*** Opening of PROVIDED DATA ***

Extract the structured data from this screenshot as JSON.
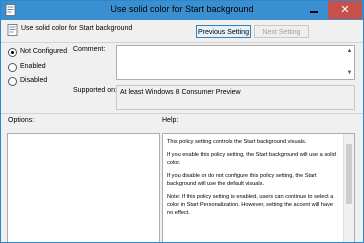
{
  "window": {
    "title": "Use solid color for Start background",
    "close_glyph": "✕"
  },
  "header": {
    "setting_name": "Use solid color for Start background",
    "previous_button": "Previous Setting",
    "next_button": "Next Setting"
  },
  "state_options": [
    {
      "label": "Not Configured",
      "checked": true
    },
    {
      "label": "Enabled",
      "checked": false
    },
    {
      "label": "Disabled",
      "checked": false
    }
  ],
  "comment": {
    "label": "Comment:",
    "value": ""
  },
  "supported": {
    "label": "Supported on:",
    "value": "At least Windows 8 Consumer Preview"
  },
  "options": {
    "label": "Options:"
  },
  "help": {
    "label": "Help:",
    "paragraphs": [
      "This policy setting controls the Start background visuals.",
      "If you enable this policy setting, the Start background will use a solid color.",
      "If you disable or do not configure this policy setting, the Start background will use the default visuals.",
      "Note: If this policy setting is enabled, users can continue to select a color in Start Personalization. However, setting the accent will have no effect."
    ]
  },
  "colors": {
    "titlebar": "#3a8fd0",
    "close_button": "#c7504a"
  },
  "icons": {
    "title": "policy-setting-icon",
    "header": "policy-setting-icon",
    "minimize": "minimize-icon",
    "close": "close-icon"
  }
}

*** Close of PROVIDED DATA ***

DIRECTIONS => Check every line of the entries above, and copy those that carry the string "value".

FINAL ANSWER =>
    "value": ""
    "value": "At least Windows 8 Consumer Preview"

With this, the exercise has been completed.